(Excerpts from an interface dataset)
______________________________

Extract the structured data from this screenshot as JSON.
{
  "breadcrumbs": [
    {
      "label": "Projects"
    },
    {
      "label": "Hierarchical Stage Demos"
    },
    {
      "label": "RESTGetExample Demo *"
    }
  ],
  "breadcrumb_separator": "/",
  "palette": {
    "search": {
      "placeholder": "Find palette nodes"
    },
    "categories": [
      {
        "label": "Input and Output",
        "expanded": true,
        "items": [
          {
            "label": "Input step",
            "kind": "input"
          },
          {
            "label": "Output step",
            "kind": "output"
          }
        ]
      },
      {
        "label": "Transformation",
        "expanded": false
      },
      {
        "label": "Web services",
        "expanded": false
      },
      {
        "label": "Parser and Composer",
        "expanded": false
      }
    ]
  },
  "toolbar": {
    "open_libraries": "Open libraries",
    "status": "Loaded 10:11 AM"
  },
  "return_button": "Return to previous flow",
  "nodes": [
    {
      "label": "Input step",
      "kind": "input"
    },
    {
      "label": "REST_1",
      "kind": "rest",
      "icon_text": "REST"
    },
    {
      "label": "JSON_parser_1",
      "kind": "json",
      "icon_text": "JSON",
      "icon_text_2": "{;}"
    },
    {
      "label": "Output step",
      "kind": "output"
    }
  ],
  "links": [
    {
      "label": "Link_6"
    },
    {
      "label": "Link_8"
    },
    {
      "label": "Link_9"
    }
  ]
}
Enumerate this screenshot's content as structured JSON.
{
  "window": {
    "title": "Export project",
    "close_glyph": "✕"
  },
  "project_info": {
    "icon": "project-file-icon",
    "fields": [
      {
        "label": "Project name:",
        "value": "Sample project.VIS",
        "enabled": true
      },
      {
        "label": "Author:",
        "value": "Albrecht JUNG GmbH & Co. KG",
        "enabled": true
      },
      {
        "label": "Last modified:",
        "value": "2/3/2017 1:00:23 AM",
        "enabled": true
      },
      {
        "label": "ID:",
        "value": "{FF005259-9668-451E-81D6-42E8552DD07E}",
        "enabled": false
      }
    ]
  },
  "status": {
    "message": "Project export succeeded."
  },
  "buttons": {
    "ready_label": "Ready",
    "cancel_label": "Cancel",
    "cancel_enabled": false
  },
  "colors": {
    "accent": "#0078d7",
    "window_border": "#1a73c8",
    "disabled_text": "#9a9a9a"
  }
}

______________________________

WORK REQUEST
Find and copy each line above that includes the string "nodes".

THE COMPLETED TASK
      "placeholder": "Find palette nodes"
  "nodes": [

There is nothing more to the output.